Includes bibliographical references (p. -177) and index.
In which I introduce the ancient mind-body problem, explain why I am on a quest to use reason and empirical inquiry to solve it, acquaint you with Francis Crick, explain how he relates to this quest, make a confession, and end on a sad note
In which I write about the wellsprings of my inner conflict between religion and reason, why I grew up wanting to be a scientist, why I wear a lapel pin of Professor Calculus, and how I acquired a second mentor late in life
In which I explain why consciousness challenges the scientific view of the world, how consciousness can be investigated empirically with both feet firmly planted on the ground, why animals share consciousness with humans, and why self-consciousness is not as important as many people think it is
In which you hear tales of scientist-magicians that make you look but not see, how they track the footprints of consciousness by peering into your skull, why you don't see with your eyes, and why attention and consciousness are not the same
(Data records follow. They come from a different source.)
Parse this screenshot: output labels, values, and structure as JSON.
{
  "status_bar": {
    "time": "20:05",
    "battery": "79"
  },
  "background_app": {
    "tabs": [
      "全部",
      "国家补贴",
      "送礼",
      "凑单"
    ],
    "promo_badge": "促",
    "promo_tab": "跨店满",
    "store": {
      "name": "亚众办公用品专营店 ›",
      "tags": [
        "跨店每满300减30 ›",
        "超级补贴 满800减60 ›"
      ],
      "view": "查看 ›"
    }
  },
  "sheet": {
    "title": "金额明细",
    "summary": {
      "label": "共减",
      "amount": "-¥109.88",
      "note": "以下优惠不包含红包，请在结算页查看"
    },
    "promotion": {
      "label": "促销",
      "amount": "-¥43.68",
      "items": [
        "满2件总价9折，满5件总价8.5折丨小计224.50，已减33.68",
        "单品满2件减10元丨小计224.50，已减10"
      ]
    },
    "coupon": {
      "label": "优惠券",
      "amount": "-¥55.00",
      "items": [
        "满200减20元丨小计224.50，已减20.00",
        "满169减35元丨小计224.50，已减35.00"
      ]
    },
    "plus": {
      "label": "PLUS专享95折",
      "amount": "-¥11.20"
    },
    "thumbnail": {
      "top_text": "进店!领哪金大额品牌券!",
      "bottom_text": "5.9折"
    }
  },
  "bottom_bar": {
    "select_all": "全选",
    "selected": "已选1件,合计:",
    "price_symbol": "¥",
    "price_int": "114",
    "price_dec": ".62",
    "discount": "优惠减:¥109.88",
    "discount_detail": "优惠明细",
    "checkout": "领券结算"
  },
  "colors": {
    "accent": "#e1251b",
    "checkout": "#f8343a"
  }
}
In which you learn from neurologists and neurosurgeons that some neurons care a great deal about celebrities, that cutting the cerebral cortex in two does not reduce consciousness by half, that color is leached from the world by the loss of a small cortical region, and that the destruction of a sugar cube-sized chunk of brain stem or thalamic tissue leaves you undead
In which I defend two propositions that my younger self found nonsense
you are unaware of most of the things that go on in your head, and zombie agents control much of your life, even though you confidently believe that you are in charge
In which I throw caution to the wind, bring up free will, Der ring des Nibelungen, and what physics says about determinism, explain the impoverished ability of your mind to choose, show that your will lags behind your brain's decision, and that freedom is just another word for feeling
In which I argue that consciousness is a fundamental property of complex things, rhapsodize about integrated information theory, how it explains many puzzling facts about consciousness and provides a blueprint for building sentient machines
In which I outline an electromagnetic gadget to measure consciousness, describe efforts to harness the power of genetic engineering to track consciousness in mice, and find myself building cortical observatories
In which I muse about final matters considered off-limits to polite scientific discourse: to wit, the relationship between science and religion, the existence of God, whether this God can intervene in the universe, the death of my mentor, and my recent tribulations.